The key to doing well in any testing situation is proper time management and adequate preparation.
Like any successful financial investment portfolio, diversity is the key to success in passing your test. MedicTests.com uses a combination of 3 learning environments to maximize your retention of the material.
- The NREMT Review and Study Section of MedicTests.com. Hundreds of detailed EMS topics written in plain English and organized by section.
- The Online NREMT Exam center. Over 4000 bloom-verified NREMT questions for each provider level, uniquely created to simulate the exact question types and topics of the National Registry Exam. These are organized by category and are bite sized 25-questions tests complete with question feedback, explanations and rationales, and score tracking!
- The National Registry Simulator™ software was designed to recreate the testing pattern and experience of the actual National Registry Exam. It is recommended that you do this twice a week, when you have about 2 hours to go through the entire program. Its primary function is to build your test endurance and to get you used to NOT KNOWING WHERE YOU STAND, in the middle of a test, and it gives you the opportunity to practice focusing on ONE question at a time, independently of how you feel you are doing on the exam. Test endurance is a very hard thing to build. Your mind will want to GET IT OVER WITH AND JUST HOPE! You have to fight the desire to have it over with, and focus on the desire to answer this ONE NEXT QUESTION correctly.
After you obtain your tools you will be ready to formulate a schedule. As you will notice, creating a study schedule is not unlike a workout or training schedule. Medic Tests suggests that you begin preparation 90 days prior to your test day. In the interest of saving space, I will outline a 30 day plan. This can be easily extended to a 90 day plan.
|Week 1||Week 2||Week 3||Week 4|
|Monday||MT Study Center||MT Study Center||MT Study Center||National Registry Simulator|
|Tuesday||MT Practice Tests||MT Practice Tests||MT Practice Tests||MT Individual Practice|
|Wednesday||Group Study / Flashcards||Group Study / Flashcards||Group Study / Flashcards||Group Study / Flashcards|
|Thursday||MT Practice Tests||MT Practice Tests||MT Practice Tests||MT Practice Tests|
|Friday||Rest||Mentor meeting||MT Practice Tests||National Registry Simulator|
|Saturday||National Registry Simulator||National Registry Simulator||National Registry Simulator||Rest|
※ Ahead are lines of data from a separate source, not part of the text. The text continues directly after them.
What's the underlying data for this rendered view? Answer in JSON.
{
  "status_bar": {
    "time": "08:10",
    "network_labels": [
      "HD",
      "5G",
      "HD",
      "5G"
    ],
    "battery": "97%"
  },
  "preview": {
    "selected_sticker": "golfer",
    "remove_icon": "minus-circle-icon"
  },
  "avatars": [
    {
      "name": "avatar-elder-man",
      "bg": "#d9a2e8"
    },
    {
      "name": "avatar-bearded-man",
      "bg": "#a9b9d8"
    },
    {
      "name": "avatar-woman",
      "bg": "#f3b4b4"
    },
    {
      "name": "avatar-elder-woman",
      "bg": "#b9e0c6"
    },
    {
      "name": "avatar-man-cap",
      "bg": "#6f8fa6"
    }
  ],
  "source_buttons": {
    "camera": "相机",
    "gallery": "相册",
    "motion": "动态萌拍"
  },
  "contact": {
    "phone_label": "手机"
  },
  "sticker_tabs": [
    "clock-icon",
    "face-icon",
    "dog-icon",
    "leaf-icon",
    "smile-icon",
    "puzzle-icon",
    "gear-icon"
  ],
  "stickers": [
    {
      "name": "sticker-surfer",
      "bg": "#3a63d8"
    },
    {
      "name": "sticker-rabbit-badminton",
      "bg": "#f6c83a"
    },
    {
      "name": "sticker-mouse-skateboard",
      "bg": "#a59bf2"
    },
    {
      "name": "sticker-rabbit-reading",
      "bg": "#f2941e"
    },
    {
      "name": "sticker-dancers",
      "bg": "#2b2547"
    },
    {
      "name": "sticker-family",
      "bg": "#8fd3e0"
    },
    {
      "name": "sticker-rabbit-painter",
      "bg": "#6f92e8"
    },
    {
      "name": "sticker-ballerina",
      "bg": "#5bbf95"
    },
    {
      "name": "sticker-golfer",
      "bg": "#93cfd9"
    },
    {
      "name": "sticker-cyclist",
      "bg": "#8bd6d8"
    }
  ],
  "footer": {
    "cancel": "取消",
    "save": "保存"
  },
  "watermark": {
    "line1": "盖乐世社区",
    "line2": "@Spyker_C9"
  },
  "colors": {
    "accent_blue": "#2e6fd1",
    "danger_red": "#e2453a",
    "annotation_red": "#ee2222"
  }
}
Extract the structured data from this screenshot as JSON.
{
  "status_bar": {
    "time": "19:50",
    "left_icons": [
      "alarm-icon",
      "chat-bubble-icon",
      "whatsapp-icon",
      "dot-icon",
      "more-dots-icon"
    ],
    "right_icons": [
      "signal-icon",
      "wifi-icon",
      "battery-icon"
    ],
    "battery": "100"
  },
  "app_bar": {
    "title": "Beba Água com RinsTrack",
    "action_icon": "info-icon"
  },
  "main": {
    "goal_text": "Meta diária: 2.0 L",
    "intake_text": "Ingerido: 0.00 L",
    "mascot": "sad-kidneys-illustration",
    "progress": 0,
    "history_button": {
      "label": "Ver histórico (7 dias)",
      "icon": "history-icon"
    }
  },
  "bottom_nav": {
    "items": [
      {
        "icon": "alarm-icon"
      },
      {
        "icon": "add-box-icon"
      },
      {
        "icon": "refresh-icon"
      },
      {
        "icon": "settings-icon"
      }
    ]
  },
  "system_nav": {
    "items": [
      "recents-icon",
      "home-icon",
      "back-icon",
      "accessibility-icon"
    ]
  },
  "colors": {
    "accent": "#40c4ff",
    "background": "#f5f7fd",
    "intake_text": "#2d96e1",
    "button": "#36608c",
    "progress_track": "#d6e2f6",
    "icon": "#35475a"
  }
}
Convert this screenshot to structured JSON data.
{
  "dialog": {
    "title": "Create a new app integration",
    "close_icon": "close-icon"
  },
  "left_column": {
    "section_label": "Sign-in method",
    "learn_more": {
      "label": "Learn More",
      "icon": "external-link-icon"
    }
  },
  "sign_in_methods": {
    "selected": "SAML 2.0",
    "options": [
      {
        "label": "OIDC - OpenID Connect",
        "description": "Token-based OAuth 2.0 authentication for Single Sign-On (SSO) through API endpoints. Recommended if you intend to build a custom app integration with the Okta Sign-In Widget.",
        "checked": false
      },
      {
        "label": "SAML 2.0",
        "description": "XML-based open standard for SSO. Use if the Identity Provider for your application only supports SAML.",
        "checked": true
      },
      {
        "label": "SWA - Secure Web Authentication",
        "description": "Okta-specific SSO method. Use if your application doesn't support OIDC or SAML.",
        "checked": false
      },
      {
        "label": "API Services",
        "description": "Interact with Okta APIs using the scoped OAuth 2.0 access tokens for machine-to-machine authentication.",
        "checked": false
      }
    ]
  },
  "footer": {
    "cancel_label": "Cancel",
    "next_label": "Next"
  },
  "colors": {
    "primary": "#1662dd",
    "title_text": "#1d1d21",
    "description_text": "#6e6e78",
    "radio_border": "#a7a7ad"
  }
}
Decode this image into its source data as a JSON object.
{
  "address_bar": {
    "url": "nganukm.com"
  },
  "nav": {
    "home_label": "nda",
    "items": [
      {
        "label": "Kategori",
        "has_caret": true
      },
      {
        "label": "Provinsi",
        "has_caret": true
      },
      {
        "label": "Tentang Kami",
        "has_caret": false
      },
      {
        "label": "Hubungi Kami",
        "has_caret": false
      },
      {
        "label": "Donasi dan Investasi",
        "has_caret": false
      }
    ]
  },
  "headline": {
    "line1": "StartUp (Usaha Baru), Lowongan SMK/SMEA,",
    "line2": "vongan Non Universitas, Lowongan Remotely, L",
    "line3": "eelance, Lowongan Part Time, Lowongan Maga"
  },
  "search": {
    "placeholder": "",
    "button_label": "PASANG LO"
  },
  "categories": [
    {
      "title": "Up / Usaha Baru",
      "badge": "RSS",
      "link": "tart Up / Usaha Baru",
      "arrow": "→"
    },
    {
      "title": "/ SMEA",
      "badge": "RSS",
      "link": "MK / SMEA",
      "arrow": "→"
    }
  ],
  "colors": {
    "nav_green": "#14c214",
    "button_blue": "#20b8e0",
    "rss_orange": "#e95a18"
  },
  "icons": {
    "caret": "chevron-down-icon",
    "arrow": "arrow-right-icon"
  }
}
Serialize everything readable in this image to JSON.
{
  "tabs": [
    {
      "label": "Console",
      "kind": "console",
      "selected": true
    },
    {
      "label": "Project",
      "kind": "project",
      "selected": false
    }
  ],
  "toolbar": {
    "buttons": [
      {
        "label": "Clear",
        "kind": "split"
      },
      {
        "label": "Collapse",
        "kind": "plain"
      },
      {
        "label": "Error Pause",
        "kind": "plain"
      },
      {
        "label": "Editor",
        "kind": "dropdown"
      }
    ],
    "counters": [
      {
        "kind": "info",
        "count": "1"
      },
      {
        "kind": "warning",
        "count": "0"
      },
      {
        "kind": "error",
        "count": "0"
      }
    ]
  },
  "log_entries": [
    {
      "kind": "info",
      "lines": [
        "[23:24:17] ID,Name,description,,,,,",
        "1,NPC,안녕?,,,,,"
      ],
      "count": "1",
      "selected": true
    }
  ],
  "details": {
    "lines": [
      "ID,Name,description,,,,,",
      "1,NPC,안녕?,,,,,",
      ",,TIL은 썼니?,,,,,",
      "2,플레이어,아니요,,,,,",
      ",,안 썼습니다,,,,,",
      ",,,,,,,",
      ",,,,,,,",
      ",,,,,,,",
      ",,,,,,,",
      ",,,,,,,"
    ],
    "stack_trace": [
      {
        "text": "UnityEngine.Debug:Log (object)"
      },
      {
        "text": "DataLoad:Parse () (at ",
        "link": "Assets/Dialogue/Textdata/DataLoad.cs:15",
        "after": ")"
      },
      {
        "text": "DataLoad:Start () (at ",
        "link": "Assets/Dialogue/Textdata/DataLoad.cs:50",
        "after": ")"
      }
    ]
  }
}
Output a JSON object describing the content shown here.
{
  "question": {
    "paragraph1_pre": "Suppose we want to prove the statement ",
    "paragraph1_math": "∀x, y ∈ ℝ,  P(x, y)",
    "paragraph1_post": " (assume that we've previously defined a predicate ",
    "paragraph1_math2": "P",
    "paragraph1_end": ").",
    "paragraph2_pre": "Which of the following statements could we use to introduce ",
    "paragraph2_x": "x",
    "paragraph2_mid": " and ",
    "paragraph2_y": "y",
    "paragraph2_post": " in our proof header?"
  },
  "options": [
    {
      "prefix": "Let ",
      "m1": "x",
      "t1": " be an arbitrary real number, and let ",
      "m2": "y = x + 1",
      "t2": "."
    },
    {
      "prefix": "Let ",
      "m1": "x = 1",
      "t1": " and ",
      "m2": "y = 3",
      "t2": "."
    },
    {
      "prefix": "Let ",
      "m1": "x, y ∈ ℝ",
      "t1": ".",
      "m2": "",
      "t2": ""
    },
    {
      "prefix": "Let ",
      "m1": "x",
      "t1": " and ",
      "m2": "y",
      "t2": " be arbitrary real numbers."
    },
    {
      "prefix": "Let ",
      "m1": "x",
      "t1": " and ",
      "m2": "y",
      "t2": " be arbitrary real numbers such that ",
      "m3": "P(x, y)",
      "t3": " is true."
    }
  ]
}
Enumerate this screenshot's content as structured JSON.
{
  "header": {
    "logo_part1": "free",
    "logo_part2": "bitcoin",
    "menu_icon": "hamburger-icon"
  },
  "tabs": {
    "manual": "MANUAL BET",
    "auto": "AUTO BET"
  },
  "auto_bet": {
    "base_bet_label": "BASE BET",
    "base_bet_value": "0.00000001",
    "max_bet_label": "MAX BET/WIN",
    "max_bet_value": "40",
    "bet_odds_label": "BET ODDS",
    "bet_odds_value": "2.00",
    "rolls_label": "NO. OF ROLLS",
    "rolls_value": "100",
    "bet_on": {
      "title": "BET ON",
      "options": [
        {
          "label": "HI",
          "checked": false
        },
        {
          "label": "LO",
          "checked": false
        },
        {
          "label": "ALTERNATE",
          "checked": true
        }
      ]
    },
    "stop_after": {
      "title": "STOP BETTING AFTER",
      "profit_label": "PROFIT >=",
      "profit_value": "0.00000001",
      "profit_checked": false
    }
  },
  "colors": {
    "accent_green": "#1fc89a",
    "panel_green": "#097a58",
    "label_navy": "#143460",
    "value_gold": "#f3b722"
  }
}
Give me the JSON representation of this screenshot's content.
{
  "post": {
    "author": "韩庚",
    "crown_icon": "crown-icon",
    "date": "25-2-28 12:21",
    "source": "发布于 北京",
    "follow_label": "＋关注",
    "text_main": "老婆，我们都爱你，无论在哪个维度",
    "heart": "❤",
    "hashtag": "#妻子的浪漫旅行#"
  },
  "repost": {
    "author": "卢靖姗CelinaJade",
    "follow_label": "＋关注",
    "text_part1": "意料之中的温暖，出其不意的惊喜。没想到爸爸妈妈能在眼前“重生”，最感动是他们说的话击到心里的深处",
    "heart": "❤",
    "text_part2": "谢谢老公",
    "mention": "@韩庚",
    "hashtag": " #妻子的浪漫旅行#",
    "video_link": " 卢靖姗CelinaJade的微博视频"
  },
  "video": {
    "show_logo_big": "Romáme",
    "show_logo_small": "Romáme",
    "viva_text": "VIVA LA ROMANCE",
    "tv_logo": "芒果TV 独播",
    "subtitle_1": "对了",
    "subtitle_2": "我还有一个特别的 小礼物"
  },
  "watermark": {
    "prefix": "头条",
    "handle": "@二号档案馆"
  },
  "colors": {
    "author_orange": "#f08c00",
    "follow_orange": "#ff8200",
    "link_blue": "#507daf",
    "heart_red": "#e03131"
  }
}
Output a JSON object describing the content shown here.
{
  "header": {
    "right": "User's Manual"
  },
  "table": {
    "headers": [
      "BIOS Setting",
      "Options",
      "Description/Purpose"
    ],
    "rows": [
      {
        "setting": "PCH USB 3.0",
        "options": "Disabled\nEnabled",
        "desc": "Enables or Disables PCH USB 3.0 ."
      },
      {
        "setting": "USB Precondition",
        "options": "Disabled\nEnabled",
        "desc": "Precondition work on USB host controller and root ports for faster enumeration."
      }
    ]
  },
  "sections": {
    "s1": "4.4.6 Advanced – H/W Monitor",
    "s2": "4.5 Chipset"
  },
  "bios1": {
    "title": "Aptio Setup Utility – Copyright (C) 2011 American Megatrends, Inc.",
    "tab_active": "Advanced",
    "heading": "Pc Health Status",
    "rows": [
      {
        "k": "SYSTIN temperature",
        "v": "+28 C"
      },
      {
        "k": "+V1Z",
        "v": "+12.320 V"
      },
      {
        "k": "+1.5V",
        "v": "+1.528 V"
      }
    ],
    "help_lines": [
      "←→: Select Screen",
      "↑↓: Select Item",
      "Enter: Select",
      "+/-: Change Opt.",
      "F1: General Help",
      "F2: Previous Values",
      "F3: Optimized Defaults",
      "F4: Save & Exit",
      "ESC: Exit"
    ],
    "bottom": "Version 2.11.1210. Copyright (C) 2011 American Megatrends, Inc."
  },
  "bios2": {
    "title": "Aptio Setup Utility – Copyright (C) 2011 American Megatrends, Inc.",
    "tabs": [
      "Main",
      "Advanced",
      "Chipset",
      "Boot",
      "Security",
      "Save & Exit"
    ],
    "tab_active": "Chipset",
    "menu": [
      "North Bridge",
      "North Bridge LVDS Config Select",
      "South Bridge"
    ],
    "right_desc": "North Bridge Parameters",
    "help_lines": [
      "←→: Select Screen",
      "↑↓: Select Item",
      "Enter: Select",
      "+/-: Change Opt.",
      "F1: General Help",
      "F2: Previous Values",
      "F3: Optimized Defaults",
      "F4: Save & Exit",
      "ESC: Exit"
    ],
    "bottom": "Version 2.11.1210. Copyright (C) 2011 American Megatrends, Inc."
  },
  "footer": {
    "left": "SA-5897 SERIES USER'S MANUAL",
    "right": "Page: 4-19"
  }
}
You will notice that this plan has three major characteristics:
- Rest days
How to Become a Master Tester
Ultimately, the only way to become a great tester is to test often. Like anything else, practice makes perfect. Aside from keeping a consistent testing schedule (see above), here are some tips that you can employ during your test.
- Take your time! As the old EMS adage goes "When on scene, walk. When you feel the urge to run, walk slower." Getting carried away will stress you out and ultimately cause you to fail. There is no previous question, there is no next question, there is only the present question.
- Identify the oddballs. More often than not, there will be two ridiculous questions and two plausible questions. Identifying the ridiculous will increase you're chances by 100%!
- Write things down. Pearson VUE is required to give you a dry erase board and a marker. Use it to sketch ideas, write down concepts, and do math. Sometimes seeing your thoughts can help.
- Learn to accept defeat. Now, don't misunderstand me... I'm not saying give up at the slightest hint of difficulty. I'm saying if you're absolutely sure that you do not know the answer then Identify the oddballs, make an educated guess and move on. If you stress and stress and stress over a question then you are going to psych yourself out.
For more test tips, check out the Top 5 Tips for the NREMT Written Exam